In early November we came under sustained denial of service attack from Internet hosts in China attempting to exploit a misconfiguration in our server's operating system. The nature and origin of the attack, our previous history with the PRC, and the experience of others suggest that this maybe politically motivated and directed by the Chinese government. Protecting ourselves necessitated rebuilding part of the kernel and rebooting the system remotely. The failure of the system to properly boot into the new kernel caused a prolonged outage as we scrambled to find someone with the necessary access to get the system back into the previous configuration.
While the attacks continued and greatly degraded MIA performance, we were understandably cautious about rebuilding the kernel and trying again. On January 15, the server became unresponsive and we asked for it to be remotely rebooted, taking the opportunity to bring it up with the new kernel.

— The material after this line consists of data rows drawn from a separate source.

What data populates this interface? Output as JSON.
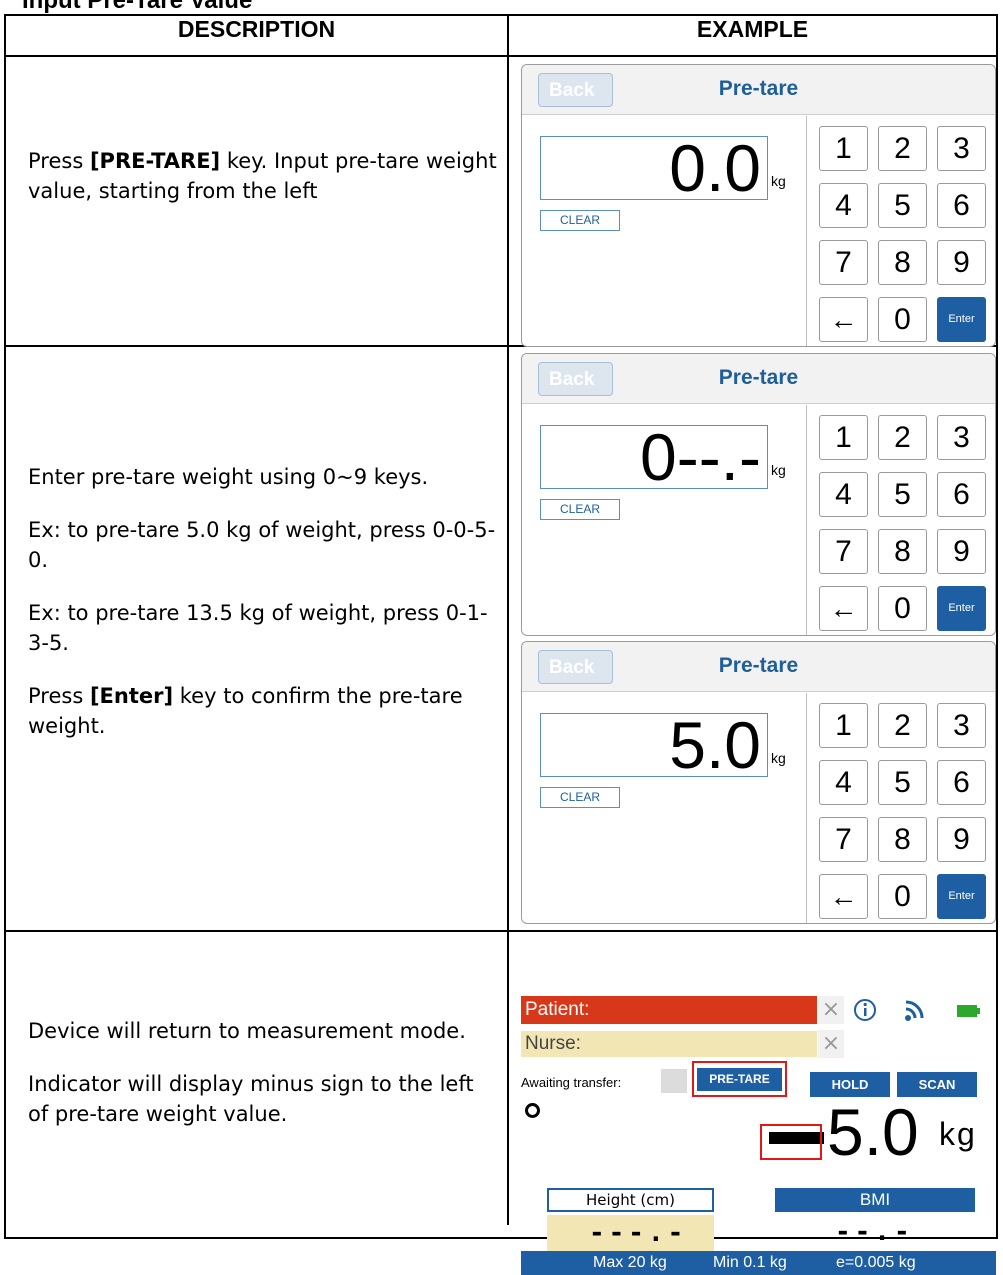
{
  "heading": "Input Pre-Tare Value",
  "columns": {
    "description": "DESCRIPTION",
    "example": "EXAMPLE"
  },
  "rows": [
    {
      "paragraphs": [
        {
          "pre": "Press ",
          "bold": "[PRE-TARE]",
          "post": " key. Input pre-tare weight value, starting from the left"
        }
      ]
    },
    {
      "paragraphs": [
        {
          "pre": "Enter pre-tare weight using 0~9 keys.",
          "bold": "",
          "post": ""
        },
        {
          "pre": "Ex: to pre-tare 5.0 kg of weight, press 0-0-5-0.",
          "bold": "",
          "post": ""
        },
        {
          "pre": "Ex: to pre-tare 13.5 kg of weight, press 0-1-3-5.",
          "bold": "",
          "post": ""
        },
        {
          "pre": "Press ",
          "bold": "[Enter]",
          "post": " key to confirm the pre-tare weight."
        }
      ]
    },
    {
      "paragraphs": [
        {
          "pre": "Device will return to measurement mode.",
          "bold": "",
          "post": ""
        },
        {
          "pre": "Indicator will display minus sign to the left of pre-tare weight value.",
          "bold": "",
          "post": ""
        }
      ]
    }
  ],
  "panels": [
    {
      "back": "Back",
      "title": "Pre-tare",
      "display": "0.0",
      "unit": "kg",
      "clear": "CLEAR"
    },
    {
      "back": "Back",
      "title": "Pre-tare",
      "display": "0--.-",
      "unit": "kg",
      "clear": "CLEAR"
    },
    {
      "back": "Back",
      "title": "Pre-tare",
      "display": "5.0",
      "unit": "kg",
      "clear": "CLEAR"
    }
  ],
  "keypad": [
    "1",
    "2",
    "3",
    "4",
    "5",
    "6",
    "7",
    "8",
    "9",
    "←",
    "0",
    "Enter"
  ],
  "measurement": {
    "patient_label": "Patient:",
    "nurse_label": "Nurse:",
    "close_glyph": "×",
    "awaiting_label": "Awaiting transfer:",
    "pretare_button": "PRE-TARE",
    "hold_button": "HOLD",
    "scan_button": "SCAN",
    "weight": "5.0",
    "weight_unit": "kg",
    "height_label": "Height (cm)",
    "height_value": "---.-",
    "bmi_label": "BMI",
    "bmi_value": "--.-",
    "footer_max": "Max 20 kg",
    "footer_min": "Min 0.1 kg",
    "footer_e": "e=0.005 kg",
    "colors": {
      "patient": "#d8381a",
      "nurse": "#f3e6b5",
      "accent": "#1e5fa3",
      "highlight": "#e01818",
      "battery": "#2ca82c"
    }
  }
}
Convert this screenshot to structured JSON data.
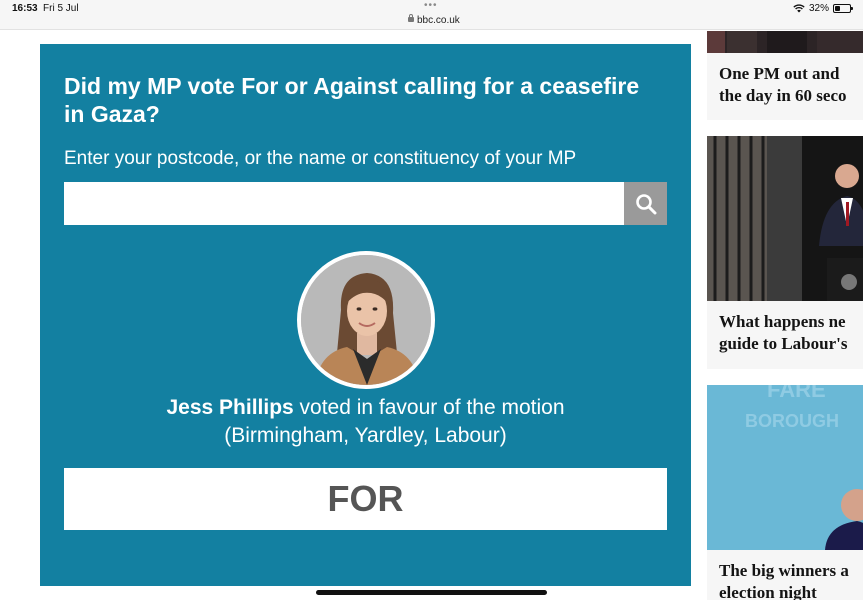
{
  "status_bar": {
    "time": "16:53",
    "date": "Fri 5 Jul",
    "url": "bbc.co.uk",
    "battery": "32%",
    "dots": "•••"
  },
  "panel": {
    "title": "Did my MP vote For or Against calling for a ceasefire in Gaza?",
    "instruction": "Enter your postcode, or the name or constituency of your MP",
    "search_value": "",
    "mp_name": "Jess Phillips",
    "mp_verdict": " voted in favour of the motion",
    "mp_details": "(Birmingham, Yardley, Labour)",
    "vote": "FOR",
    "accent_color": "#1380a1"
  },
  "side_stories": [
    {
      "headline_line1": "One PM out and",
      "headline_line2": "the day in 60 seco"
    },
    {
      "headline_line1": "What happens ne",
      "headline_line2": "guide to Labour's"
    },
    {
      "headline_line1": "The big winners a",
      "headline_line2": "election night",
      "image_text": "BOROUGH"
    }
  ]
}
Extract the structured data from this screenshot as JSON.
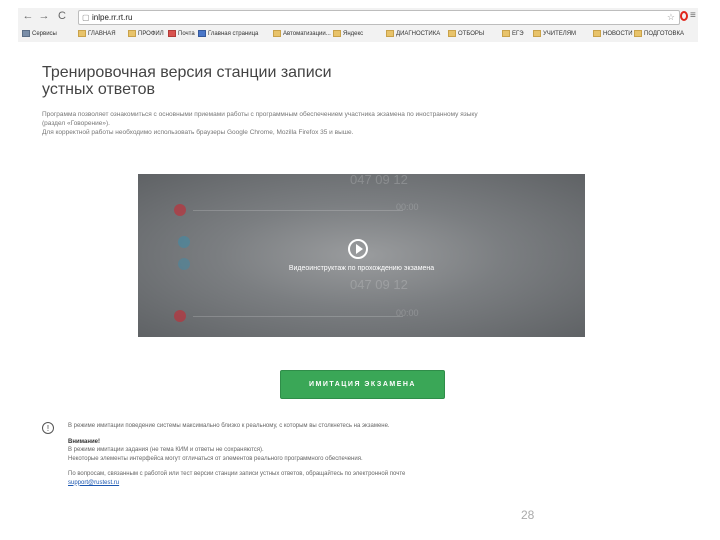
{
  "browser": {
    "address": "inlpe.rr.rt.ru",
    "bookmarks": [
      {
        "label": "Сервисы",
        "kind": "apps"
      },
      {
        "label": "ГЛАВНАЯ",
        "kind": "folder"
      },
      {
        "label": "ПРОФИЛ",
        "kind": "folder"
      },
      {
        "label": "Почта",
        "kind": "red"
      },
      {
        "label": "Главная страница",
        "kind": "blue"
      },
      {
        "label": "Автоматизации...",
        "kind": "folder"
      },
      {
        "label": "Яндекс",
        "kind": "folder"
      },
      {
        "label": "ДИАГНОСТИКА",
        "kind": "folder"
      },
      {
        "label": "ОТБОРЫ",
        "kind": "folder"
      },
      {
        "label": "ЕГЭ",
        "kind": "folder"
      },
      {
        "label": "УЧИТЕЛЯМ",
        "kind": "folder"
      },
      {
        "label": "НОВОСТИ",
        "kind": "folder"
      },
      {
        "label": "ПОДГОТОВКА",
        "kind": "folder"
      }
    ]
  },
  "page": {
    "title": "Тренировочная версия станции записи устных ответов",
    "description_1": "Программа позволяет ознакомиться с основными приемами работы с программным обеспечением участника экзамена по иностранному языку (раздел «Говорение»).",
    "description_2": "Для корректной работы необходимо использовать браузеры Google Chrome, Mozilla Firefox 35 и выше."
  },
  "video": {
    "caption": "Видеоинструктаж по прохождению экзамена",
    "ghost_numbers": [
      "047  09  12",
      "00:00",
      "047  09  12",
      "00:00"
    ]
  },
  "exam_button": {
    "label": "ИМИТАЦИЯ ЭКЗАМЕНА",
    "color": "#3aa757"
  },
  "notice": {
    "info_icon": "!",
    "line_1": "В режиме имитации поведение системы максимально близко к реальному, с которым вы столкнетесь на экзамене.",
    "attention": "Внимание!",
    "line_2": "В режиме имитации задания (не тема КИМ и ответы не сохраняются).",
    "line_3": "Некоторые элементы интерфейса могут отличаться от элементов реального программного обеспечения.",
    "line_4": "По вопросам, связанным с работой или тест версии станции записи устных ответов, обращайтесь по электронной почте",
    "email": "support@rustest.ru"
  },
  "slide_number": "28"
}
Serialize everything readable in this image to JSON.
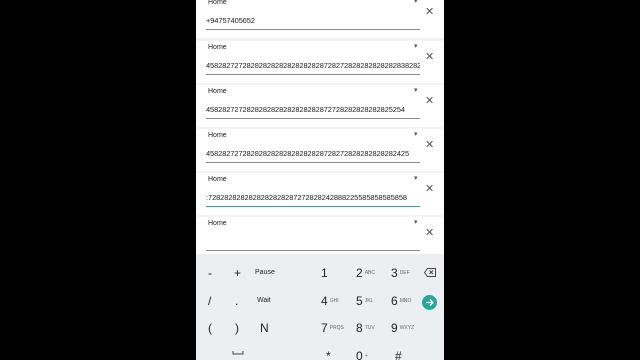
{
  "contacts": [
    {
      "type": "Home",
      "number": "+94757405652"
    },
    {
      "type": "Home",
      "number": "45828272728282828282828282828728272828282828282838282"
    },
    {
      "type": "Home",
      "number": "4582827272828282828282828282872728282828282825254"
    },
    {
      "type": "Home",
      "number": "45828272728282828282828282828728272828282828282425"
    },
    {
      "type": "Home",
      "number": ":7282828282828282828287272828242888225585858585858"
    },
    {
      "type": "Home",
      "number": ""
    }
  ],
  "keypad": {
    "row1": {
      "minus": "-",
      "plus": "+",
      "pause": "Pause",
      "d1": "1",
      "d2": "2",
      "d2_letters": "ABC",
      "d3": "3",
      "d3_letters": "DEF"
    },
    "row2": {
      "slash": "/",
      "dot": ".",
      "wait": "Wait",
      "d4": "4",
      "d4_letters": "GHI",
      "d5": "5",
      "d5_letters": "JKL",
      "d6": "6",
      "d6_letters": "MNO"
    },
    "row3": {
      "lparen": "(",
      "rparen": ")",
      "n": "N",
      "d7": "7",
      "d7_letters": "PRQS",
      "d8": "8",
      "d8_letters": "TUV",
      "d9": "9",
      "d9_letters": "WXYZ"
    },
    "row4": {
      "star": "*",
      "d0": "0",
      "d0_letters": "+",
      "hash": "#"
    }
  },
  "icons": {
    "clear": "close-icon",
    "caret": "dropdown-caret-icon",
    "backspace": "backspace-icon",
    "go": "arrow-right-circle-icon",
    "space": "space-bar-icon"
  },
  "colors": {
    "accent": "#26a69a",
    "keypad_bg": "#eceff1"
  }
}
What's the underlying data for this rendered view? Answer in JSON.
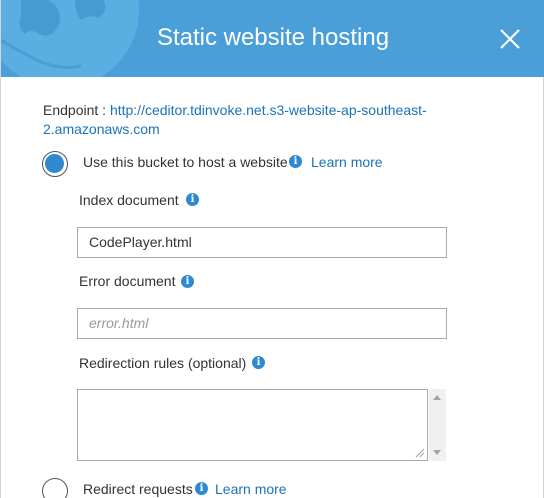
{
  "dialog": {
    "title": "Static website hosting",
    "close_icon": "close-icon"
  },
  "endpoint": {
    "label": "Endpoint : ",
    "url": "http://ceditor.tdinvoke.net.s3-website-ap-southeast-2.amazonaws.com"
  },
  "options": {
    "host": {
      "label": "Use this bucket to host a website",
      "selected": true,
      "learn_more": "Learn more"
    },
    "redirect": {
      "label": "Redirect requests",
      "selected": false,
      "learn_more": "Learn more"
    }
  },
  "fields": {
    "index": {
      "label": "Index document",
      "value": "CodePlayer.html"
    },
    "error": {
      "label": "Error document",
      "placeholder": "error.html"
    },
    "redirection": {
      "label": "Redirection rules (optional)",
      "value": ""
    }
  },
  "colors": {
    "header": "#4a9fd8",
    "accent": "#2e89d1",
    "link": "#1a73b8"
  }
}
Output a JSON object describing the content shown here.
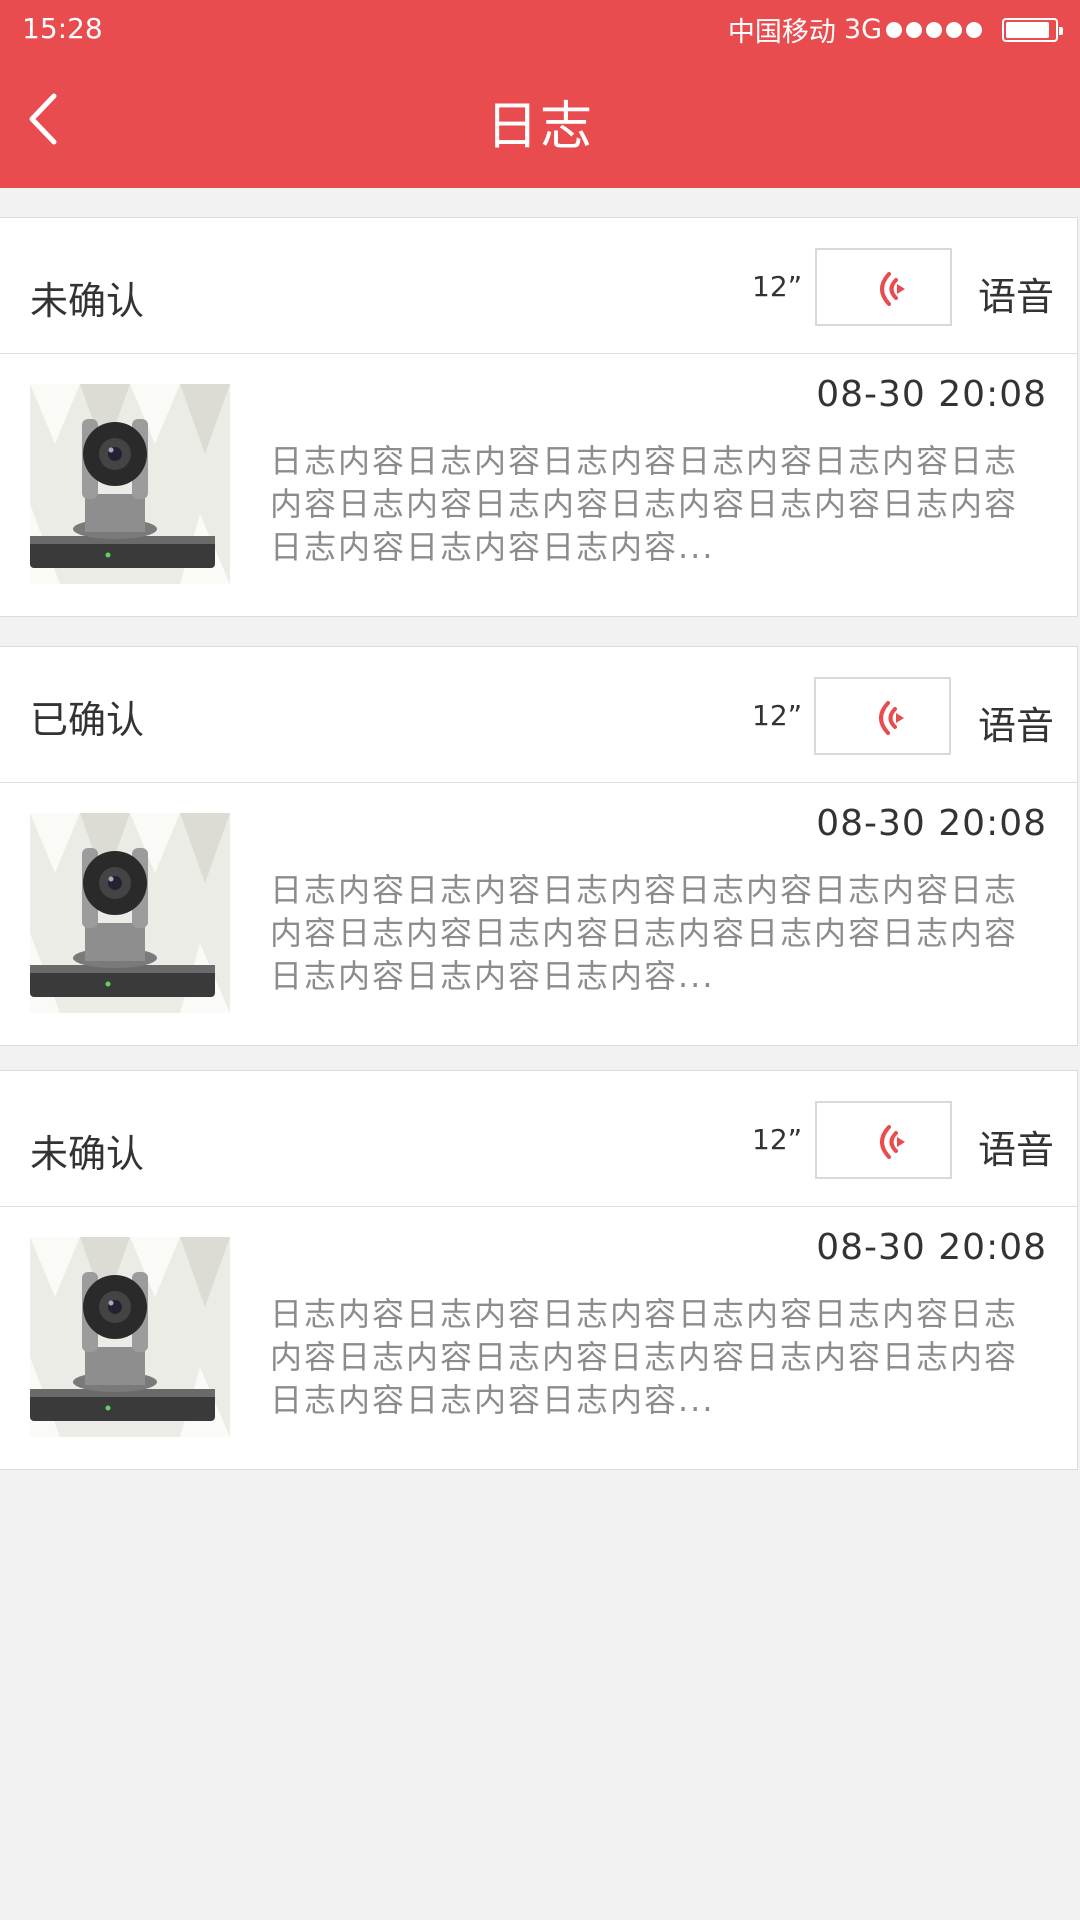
{
  "statusbar": {
    "time": "15:28",
    "carrier": "中国移动",
    "network": "3G",
    "signal_level": 5,
    "battery_percent": 90
  },
  "header": {
    "back_icon": "chevron-left-icon",
    "title": "日志",
    "background_color": "#e84c4f"
  },
  "logs": [
    {
      "status": "未确认",
      "duration": "12”",
      "voice_label": "语音",
      "voice_icon": "sound-wave-icon",
      "timestamp": "08-30 20:08",
      "content": "日志内容日志内容日志内容日志内容日志内容日志内容日志内容日志内容日志内容日志内容日志内容日志内容日志内容日志内容...",
      "thumbnail": "camera-thumbnail"
    },
    {
      "status": "已确认",
      "duration": "12”",
      "voice_label": "语音",
      "voice_icon": "sound-wave-icon",
      "timestamp": "08-30 20:08",
      "content": "日志内容日志内容日志内容日志内容日志内容日志内容日志内容日志内容日志内容日志内容日志内容日志内容日志内容日志内容...",
      "thumbnail": "camera-thumbnail"
    },
    {
      "status": "未确认",
      "duration": "12”",
      "voice_label": "语音",
      "voice_icon": "sound-wave-icon",
      "timestamp": "08-30 20:08",
      "content": "日志内容日志内容日志内容日志内容日志内容日志内容日志内容日志内容日志内容日志内容日志内容日志内容日志内容日志内容...",
      "thumbnail": "camera-thumbnail"
    }
  ]
}
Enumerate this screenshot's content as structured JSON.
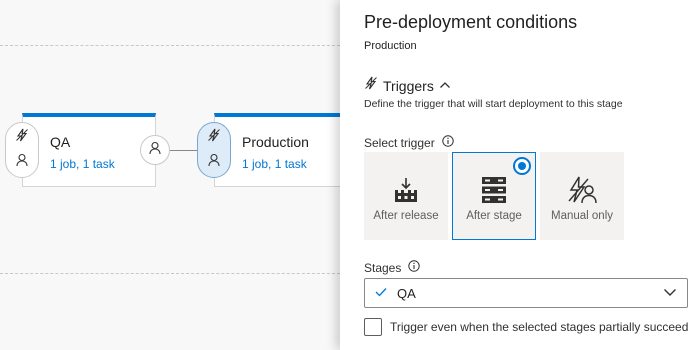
{
  "pipeline": {
    "stages": [
      {
        "name": "QA",
        "summary": "1 job, 1 task"
      },
      {
        "name": "Production",
        "summary": "1 job, 1 task"
      }
    ]
  },
  "panel": {
    "title": "Pre-deployment conditions",
    "stage": "Production",
    "triggers": {
      "title": "Triggers",
      "description": "Define the trigger that will start deployment to this stage",
      "select_label": "Select trigger",
      "options": [
        {
          "label": "After release",
          "icon": "release-icon",
          "selected": false
        },
        {
          "label": "After stage",
          "icon": "stage-icon",
          "selected": true
        },
        {
          "label": "Manual only",
          "icon": "manual-icon",
          "selected": false
        }
      ]
    },
    "stages_field": {
      "label": "Stages",
      "value": "QA"
    },
    "partial_checkbox": {
      "label": "Trigger even when the selected stages partially succeed",
      "checked": false
    }
  },
  "colors": {
    "accent": "#0078d4",
    "canvas_bg": "#f8f8f8",
    "selected_pill": "#deecf9"
  }
}
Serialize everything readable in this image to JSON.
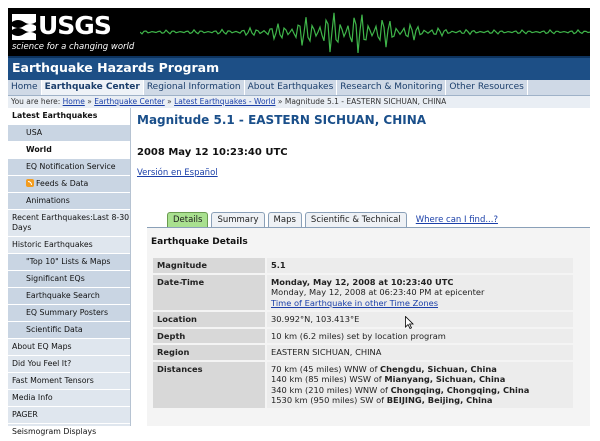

While this alleviated the previous issue, it seems to have uncovered another, more serious, problem with our CPU that causes random errors (machine check exceptions) and cause the system to reboot.
Each time the system reboots, it causes our RAID storage system to reinitialize and rebuild, a lengthy process that severely degrades performance. To make matters worse, the redundant disk in the array seems to be failing.
As if that weren't bad enough, while attempting to make arrangements to buy a new server, we learned that our colocation facility will be closing on February 1, leaving MIA literally homeless.
At the moment, our redundant disk is back online and we are rebuilding the array to protect against data loss on the server. We also have offsite backups of all MIA content should the worst come to pass. We are furiously searching for new hosting space, but our data transfer needs (approximately 1.3TB a month) make this a very difficult choice compared with our previous non-profit host.
The bottom line: there is a significant probability that we will not be able to find and deploy an acceptable solution in time to meet the February 1 lights-out date. This means that the MIA will be off the air. We will make every attempt to bridge the gap with the help of our dedicated mirror operators though we may need to stop serving some of our more "expensive" content such as MP3s and PDFs. There is also a chance that our ultimate solution may require us to make a long-term evaluation of the type of content we serve and make things like PDFs available via alternate distribution channels (e.g. BitTorrent). However, despite our recent litany of seemingly fatal problems, the MIA remains a strong organization with a wealth of content, committed to providing the premiere electronic library of Marxist writings. Despite the political, technical, or economic pressures, rest assured that we will find a way to keep these works available to the world.